And she will never be the same girl again as she is in this moment, when her mother and sisters are still alive, when Klutz and Berlin are the only homes she has known, when German and Yiddish and one word in Hungarian are the only languages she speaks. No, she will get married and have her own children and take vacations in a bungalow by a lake, eat tuna fish with hard boiled eggs, swim the breaststroke, sew buttons onto countless broadcloth cuffs, buy an Edsel, sneak cigarettes on the fire escape, masturbate with her middle finger, and once, she will hit her son so hard that he will fall down the stairs and break his arm and she will never forgive herself, never. And the son will grow up to give Charlotte a granddaughter and she will tell all her stories to the little girl who will ask to hear the stories again and again and picture them as if she had lived them herself. But Charlotte doesn’t know any of this now. Now, she knows only that her thighs are tingling and her cheeks are flushed.

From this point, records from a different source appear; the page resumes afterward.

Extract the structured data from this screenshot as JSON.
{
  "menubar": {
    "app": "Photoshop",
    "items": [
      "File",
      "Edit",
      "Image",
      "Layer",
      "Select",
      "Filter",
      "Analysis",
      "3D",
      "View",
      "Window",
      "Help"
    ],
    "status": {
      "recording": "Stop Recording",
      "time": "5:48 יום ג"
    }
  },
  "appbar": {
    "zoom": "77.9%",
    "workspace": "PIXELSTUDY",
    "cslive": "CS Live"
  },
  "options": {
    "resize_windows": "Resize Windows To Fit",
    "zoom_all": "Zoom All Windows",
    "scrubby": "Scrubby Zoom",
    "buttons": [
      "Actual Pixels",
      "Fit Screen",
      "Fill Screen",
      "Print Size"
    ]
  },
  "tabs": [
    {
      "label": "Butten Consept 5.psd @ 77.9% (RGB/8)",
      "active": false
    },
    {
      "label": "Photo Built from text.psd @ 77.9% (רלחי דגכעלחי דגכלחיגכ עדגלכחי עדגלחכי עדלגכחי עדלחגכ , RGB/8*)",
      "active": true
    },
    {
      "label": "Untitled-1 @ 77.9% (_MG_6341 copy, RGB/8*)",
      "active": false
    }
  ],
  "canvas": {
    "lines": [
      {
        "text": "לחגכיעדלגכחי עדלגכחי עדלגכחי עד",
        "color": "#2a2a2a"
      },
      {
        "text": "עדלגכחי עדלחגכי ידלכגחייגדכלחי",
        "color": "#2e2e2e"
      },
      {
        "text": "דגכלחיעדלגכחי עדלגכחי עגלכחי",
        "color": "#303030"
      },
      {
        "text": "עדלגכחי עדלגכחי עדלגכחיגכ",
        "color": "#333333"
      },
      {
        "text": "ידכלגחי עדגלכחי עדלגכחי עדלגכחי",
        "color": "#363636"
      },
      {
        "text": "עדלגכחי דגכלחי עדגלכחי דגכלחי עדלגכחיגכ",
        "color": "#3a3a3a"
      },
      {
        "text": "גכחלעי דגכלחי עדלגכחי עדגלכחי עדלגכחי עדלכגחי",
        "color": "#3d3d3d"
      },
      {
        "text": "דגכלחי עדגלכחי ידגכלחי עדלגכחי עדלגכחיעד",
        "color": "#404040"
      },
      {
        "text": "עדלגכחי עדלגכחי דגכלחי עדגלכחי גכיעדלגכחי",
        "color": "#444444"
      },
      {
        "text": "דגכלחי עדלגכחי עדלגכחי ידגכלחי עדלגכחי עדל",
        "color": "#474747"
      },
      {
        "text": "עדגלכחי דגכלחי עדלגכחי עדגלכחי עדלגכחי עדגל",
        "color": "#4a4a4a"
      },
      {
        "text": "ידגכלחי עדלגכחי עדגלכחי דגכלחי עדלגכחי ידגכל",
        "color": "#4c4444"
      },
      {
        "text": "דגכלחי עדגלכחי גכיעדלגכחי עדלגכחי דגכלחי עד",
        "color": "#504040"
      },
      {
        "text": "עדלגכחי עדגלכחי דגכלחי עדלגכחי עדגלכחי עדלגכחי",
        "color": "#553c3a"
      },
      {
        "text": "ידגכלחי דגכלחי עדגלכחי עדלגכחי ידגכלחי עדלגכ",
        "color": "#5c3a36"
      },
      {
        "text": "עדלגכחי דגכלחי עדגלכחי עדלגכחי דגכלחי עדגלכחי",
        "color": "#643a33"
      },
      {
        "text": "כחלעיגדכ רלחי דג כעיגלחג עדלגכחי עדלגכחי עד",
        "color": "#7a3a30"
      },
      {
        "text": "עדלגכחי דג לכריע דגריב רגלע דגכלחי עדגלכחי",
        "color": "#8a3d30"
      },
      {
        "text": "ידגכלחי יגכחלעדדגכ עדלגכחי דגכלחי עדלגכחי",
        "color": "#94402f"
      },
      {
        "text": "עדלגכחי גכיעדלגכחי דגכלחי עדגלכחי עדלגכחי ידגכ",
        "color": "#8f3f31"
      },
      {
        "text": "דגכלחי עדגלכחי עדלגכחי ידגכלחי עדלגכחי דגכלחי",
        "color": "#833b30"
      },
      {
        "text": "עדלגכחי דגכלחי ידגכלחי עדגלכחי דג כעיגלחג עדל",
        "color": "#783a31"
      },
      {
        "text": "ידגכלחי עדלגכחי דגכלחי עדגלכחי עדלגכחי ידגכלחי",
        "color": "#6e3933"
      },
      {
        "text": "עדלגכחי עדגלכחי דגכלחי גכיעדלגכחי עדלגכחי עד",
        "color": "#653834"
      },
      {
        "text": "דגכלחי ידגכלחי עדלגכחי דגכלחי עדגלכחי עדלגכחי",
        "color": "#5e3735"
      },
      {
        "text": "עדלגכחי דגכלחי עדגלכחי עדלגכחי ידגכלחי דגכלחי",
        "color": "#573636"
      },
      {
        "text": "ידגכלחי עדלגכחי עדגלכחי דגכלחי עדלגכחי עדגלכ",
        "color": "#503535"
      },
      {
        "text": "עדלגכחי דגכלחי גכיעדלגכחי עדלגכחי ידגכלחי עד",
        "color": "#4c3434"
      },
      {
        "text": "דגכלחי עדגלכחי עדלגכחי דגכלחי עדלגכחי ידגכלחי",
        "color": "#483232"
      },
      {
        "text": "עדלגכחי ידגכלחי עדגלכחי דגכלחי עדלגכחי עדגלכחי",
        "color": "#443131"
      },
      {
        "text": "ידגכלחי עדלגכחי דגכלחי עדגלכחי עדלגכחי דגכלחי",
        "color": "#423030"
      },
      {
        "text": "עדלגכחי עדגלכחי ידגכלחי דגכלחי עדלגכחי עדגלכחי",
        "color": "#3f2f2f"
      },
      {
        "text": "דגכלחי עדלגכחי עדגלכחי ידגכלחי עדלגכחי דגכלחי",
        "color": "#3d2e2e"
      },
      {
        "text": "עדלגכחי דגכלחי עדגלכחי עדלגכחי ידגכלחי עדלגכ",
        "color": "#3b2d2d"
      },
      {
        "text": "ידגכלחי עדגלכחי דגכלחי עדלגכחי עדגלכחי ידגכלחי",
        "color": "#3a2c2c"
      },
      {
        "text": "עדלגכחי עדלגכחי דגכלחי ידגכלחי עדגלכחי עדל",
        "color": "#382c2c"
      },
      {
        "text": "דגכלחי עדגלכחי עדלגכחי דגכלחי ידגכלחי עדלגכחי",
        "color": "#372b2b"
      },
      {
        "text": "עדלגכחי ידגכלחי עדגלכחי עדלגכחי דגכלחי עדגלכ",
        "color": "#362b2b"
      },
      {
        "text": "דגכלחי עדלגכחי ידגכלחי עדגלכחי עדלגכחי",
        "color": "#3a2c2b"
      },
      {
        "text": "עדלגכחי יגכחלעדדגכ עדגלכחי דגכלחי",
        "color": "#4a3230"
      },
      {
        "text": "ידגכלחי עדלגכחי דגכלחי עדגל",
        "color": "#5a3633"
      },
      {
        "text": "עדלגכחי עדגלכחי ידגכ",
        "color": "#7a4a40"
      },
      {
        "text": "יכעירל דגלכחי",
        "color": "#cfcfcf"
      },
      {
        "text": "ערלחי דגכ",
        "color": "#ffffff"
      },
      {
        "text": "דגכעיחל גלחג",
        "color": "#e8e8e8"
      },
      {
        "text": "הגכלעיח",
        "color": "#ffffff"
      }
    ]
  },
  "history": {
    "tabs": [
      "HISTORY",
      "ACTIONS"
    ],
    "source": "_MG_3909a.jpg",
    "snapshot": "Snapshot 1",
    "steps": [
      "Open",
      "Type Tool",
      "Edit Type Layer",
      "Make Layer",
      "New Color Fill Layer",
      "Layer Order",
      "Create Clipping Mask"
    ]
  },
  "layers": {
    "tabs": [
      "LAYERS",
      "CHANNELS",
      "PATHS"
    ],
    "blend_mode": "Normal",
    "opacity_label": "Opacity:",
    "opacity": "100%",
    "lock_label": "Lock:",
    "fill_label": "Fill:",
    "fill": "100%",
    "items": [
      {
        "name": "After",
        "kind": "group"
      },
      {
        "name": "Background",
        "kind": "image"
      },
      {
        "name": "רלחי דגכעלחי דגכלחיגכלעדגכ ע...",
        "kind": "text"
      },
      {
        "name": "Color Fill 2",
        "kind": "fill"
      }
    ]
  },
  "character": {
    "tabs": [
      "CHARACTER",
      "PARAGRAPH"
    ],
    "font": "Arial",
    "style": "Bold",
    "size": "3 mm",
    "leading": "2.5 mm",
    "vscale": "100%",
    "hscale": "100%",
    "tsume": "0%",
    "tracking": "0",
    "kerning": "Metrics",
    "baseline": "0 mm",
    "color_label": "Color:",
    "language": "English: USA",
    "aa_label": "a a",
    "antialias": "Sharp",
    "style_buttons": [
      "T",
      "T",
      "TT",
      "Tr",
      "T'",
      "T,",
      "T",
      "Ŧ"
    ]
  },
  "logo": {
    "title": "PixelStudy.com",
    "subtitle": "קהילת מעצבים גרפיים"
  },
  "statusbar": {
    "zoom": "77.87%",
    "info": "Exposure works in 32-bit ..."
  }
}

The man again wipes his forehead with his handkerchief and Charlotte is again caught by its strange runic symbol. The man replaces the handkerchief in his breast pocket and pulls the shawl over his lap. Then he props his elbow on the armrest by the window, and pretends to look out of it. His other hand reaches nonchalantly beneath the shawl. Charlotte feels like she’s in a submarine, able to see above and below the surface at the same time. Her head is still on the headrest, watching people file back with their coffees, cigarettes, magazines, and cookies, but she can picture what’s happening below the shawl at the same time. His hand touches her knee. Her leg melts into his hand—sandpapery and knuckly. She must concentrate to breathe. The handkerchief is sticking out of his pocket.
Suddenly, she knows what that bug-like symbol means. She has seen it before. It was tattooed on the forearm of the S.S. man who knocked her father to his knees, forced open his jaws, and pushed the toothbrush so far down his throat that he was sick in front of the entire, jeering crowd. The hand is reaching for her hand now. It has it. She can feel the heat emanating from his crotch. It is pulling her hand towards his erection. She finds the tiny cut near the pinky joint. She digs in her sharp, red thumbnail and rips as hard as she can.
Rachel Howe is a writer and grant writer. A grandchild of survivors, she often grapples with the Holocaust and is Vice President of 3G Philly.
ART: Betsy Walton, “Testify.” Morningcraft.com